Data supplied →
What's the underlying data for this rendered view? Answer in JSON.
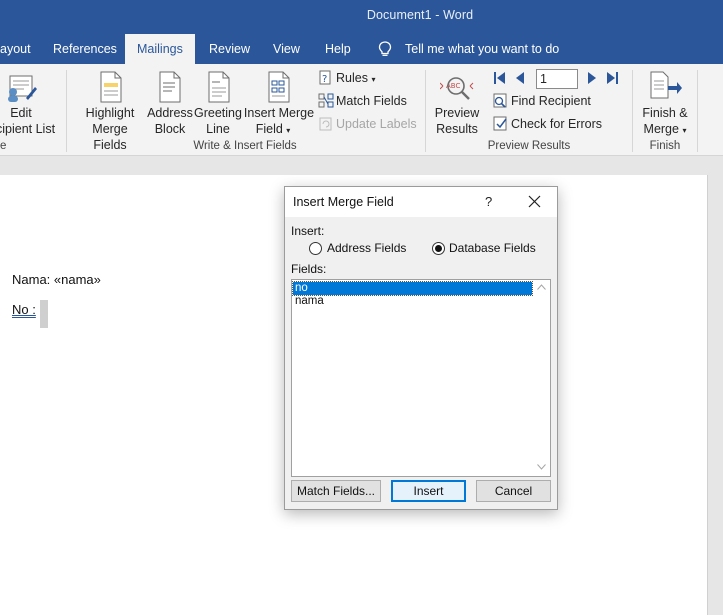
{
  "window": {
    "title": "Document1  -  Word"
  },
  "tabs": [
    {
      "label": "ayout",
      "active": false
    },
    {
      "label": "References",
      "active": false
    },
    {
      "label": "Mailings",
      "active": true
    },
    {
      "label": "Review",
      "active": false
    },
    {
      "label": "View",
      "active": false
    },
    {
      "label": "Help",
      "active": false
    }
  ],
  "tell_me": {
    "text": "Tell me what you want to do",
    "icon": "lightbulb-icon"
  },
  "ribbon": {
    "edit_list": {
      "line1": "Edit",
      "line2": "cipient List"
    },
    "highlight": {
      "line1": "Highlight",
      "line2": "Merge Fields"
    },
    "address_block": {
      "line1": "Address",
      "line2": "Block"
    },
    "greeting_line": {
      "line1": "Greeting",
      "line2": "Line"
    },
    "insert_merge_field": {
      "line1": "Insert Merge",
      "line2": "Field"
    },
    "rules": "Rules",
    "match_fields": "Match Fields",
    "update_labels": "Update Labels",
    "group_write_insert": "Write & Insert Fields",
    "preview_results": {
      "line1": "Preview",
      "line2": "Results"
    },
    "record_number": "1",
    "find_recipient": "Find Recipient",
    "check_errors": "Check for Errors",
    "group_preview": "Preview Results",
    "finish_merge": {
      "line1": "Finish &",
      "line2": "Merge"
    },
    "group_finish": "Finish",
    "left_group_fragment": "e"
  },
  "document": {
    "line1": "Nama: «nama»",
    "line2_label": "No :"
  },
  "dialog": {
    "title": "Insert Merge Field",
    "help": "?",
    "insert_label": "Insert:",
    "radio_address": {
      "label": "Address Fields",
      "checked": false
    },
    "radio_database": {
      "label": "Database Fields",
      "checked": true
    },
    "fields_label": "Fields:",
    "fields": [
      {
        "name": "no",
        "selected": true
      },
      {
        "name": "nama",
        "selected": false
      }
    ],
    "buttons": {
      "match_fields": "Match Fields...",
      "insert": "Insert",
      "cancel": "Cancel"
    }
  },
  "colors": {
    "word_blue": "#2b579a",
    "selection_blue": "#0078d7",
    "ribbon_bg": "#f3f3f3"
  }
}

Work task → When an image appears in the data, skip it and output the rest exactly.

Response to the task →
What's the underlying data for this rendered view? Answer in JSON.
{
  "window": {
    "title": "Document1  -  Word"
  },
  "tabs": [
    {
      "label": "ayout",
      "active": false
    },
    {
      "label": "References",
      "active": false
    },
    {
      "label": "Mailings",
      "active": true
    },
    {
      "label": "Review",
      "active": false
    },
    {
      "label": "View",
      "active": false
    },
    {
      "label": "Help",
      "active": false
    }
  ],
  "tell_me": {
    "text": "Tell me what you want to do",
    "icon": "lightbulb-icon"
  },
  "ribbon": {
    "edit_list": {
      "line1": "Edit",
      "line2": "cipient List"
    },
    "highlight": {
      "line1": "Highlight",
      "line2": "Merge Fields"
    },
    "address_block": {
      "line1": "Address",
      "line2": "Block"
    },
    "greeting_line": {
      "line1": "Greeting",
      "line2": "Line"
    },
    "insert_merge_field": {
      "line1": "Insert Merge",
      "line2": "Field"
    },
    "rules": "Rules",
    "match_fields": "Match Fields",
    "update_labels": "Update Labels",
    "group_write_insert": "Write & Insert Fields",
    "preview_results": {
      "line1": "Preview",
      "line2": "Results"
    },
    "record_number": "1",
    "find_recipient": "Find Recipient",
    "check_errors": "Check for Errors",
    "group_preview": "Preview Results",
    "finish_merge": {
      "line1": "Finish &",
      "line2": "Merge"
    },
    "group_finish": "Finish",
    "left_group_fragment": "e"
  },
  "document": {
    "line1": "Nama: «nama»",
    "line2_label": "No :"
  },
  "dialog": {
    "title": "Insert Merge Field",
    "help": "?",
    "insert_label": "Insert:",
    "radio_address": {
      "label": "Address Fields",
      "checked": false
    },
    "radio_database": {
      "label": "Database Fields",
      "checked": true
    },
    "fields_label": "Fields:",
    "fields": [
      {
        "name": "no",
        "selected": true
      },
      {
        "name": "nama",
        "selected": false
      }
    ],
    "buttons": {
      "match_fields": "Match Fields...",
      "insert": "Insert",
      "cancel": "Cancel"
    }
  },
  "colors": {
    "word_blue": "#2b579a",
    "selection_blue": "#0078d7",
    "ribbon_bg": "#f3f3f3"
  }
}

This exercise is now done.